### PROBLEM DESCRIPTION
The lines below that include "Group" are to be found and copied.

(DATA SECTION Opens)

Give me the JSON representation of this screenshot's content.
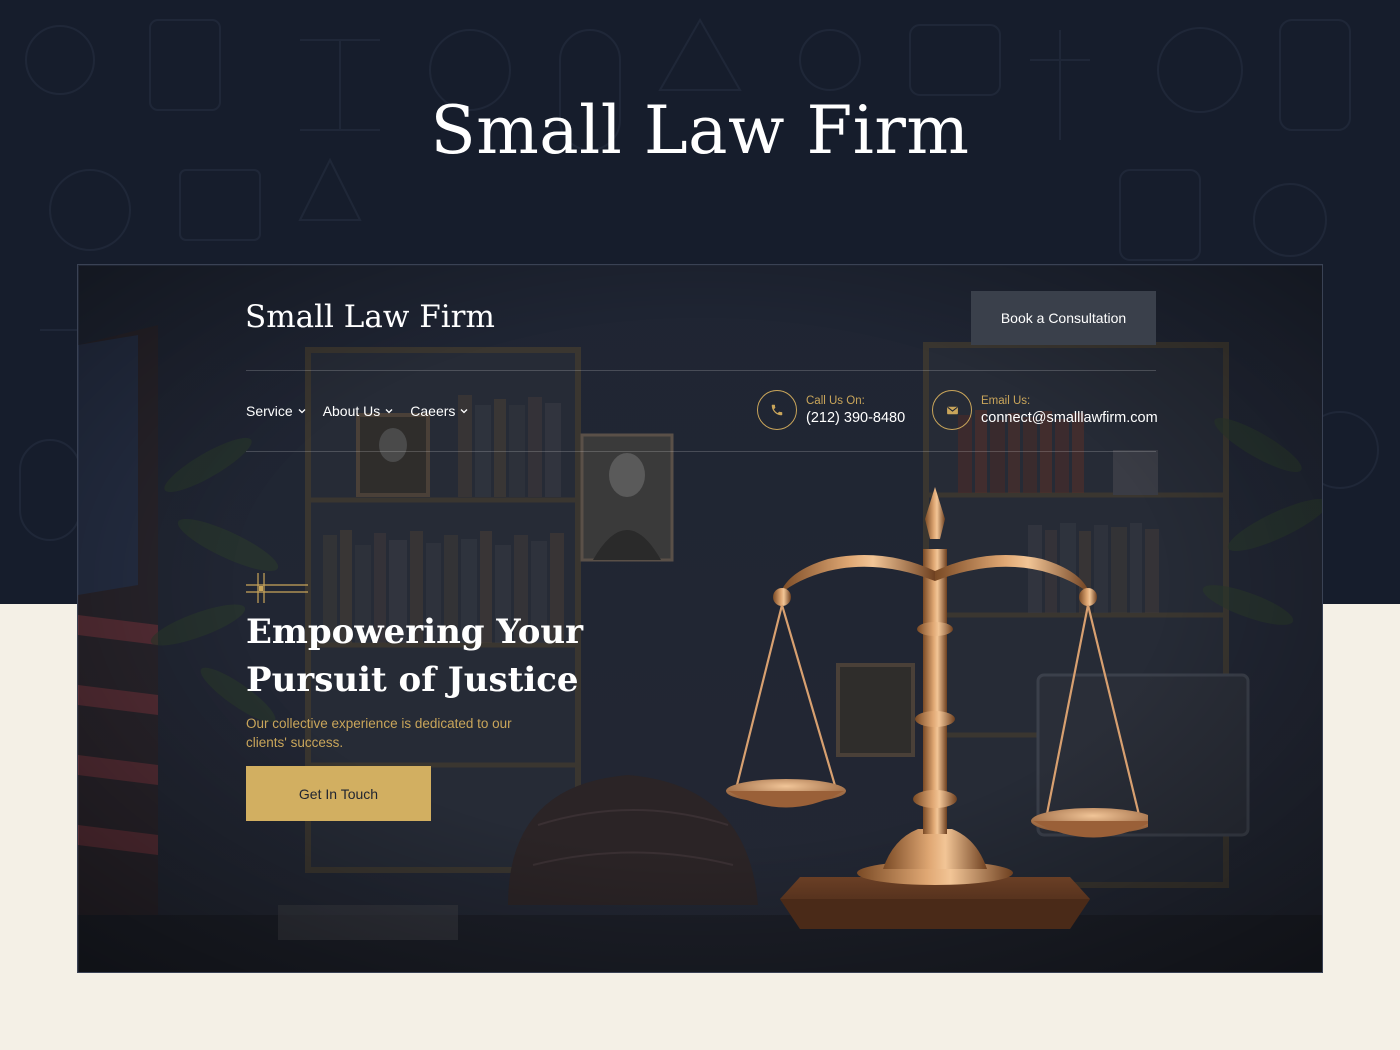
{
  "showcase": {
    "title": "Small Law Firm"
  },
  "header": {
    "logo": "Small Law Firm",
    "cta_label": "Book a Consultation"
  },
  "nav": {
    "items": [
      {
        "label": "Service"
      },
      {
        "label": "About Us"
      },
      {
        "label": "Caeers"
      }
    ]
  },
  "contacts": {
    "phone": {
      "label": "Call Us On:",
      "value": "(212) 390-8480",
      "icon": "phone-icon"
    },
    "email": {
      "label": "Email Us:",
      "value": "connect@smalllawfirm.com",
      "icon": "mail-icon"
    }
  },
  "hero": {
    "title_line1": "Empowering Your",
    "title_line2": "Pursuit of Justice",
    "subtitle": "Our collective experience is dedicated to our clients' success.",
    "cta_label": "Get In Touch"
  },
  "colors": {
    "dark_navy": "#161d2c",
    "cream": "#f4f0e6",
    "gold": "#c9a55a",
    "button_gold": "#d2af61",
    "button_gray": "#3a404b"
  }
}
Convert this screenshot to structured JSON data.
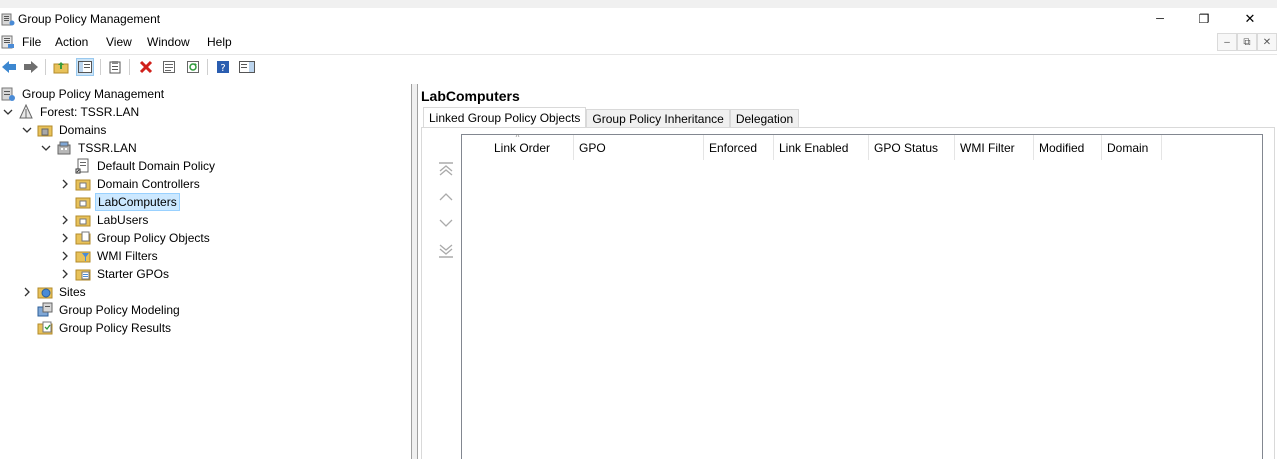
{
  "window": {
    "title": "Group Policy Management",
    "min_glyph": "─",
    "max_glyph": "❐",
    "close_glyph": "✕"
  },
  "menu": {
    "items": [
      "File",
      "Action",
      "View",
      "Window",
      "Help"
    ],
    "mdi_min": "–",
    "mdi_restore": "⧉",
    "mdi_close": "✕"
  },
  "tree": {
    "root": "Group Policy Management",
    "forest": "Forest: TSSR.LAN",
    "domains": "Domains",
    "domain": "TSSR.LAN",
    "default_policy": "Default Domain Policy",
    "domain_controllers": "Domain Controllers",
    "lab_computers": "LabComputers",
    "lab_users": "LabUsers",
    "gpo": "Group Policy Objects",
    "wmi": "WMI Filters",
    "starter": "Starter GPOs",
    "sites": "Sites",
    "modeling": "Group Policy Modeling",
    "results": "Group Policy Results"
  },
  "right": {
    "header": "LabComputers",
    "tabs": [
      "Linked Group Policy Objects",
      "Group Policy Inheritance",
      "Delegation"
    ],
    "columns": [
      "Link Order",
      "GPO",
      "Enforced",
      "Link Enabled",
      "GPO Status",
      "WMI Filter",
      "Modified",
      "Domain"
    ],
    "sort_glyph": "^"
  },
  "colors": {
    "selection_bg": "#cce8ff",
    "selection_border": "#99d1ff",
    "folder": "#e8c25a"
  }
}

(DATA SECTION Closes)

### TASK ANSWER
    "title": "Group Policy Management",
    "root": "Group Policy Management",
    "gpo": "Group Policy Objects",
    "modeling": "Group Policy Modeling",
    "results": "Group Policy Results"
      "Linked Group Policy Objects",
      "Group Policy Inheritance",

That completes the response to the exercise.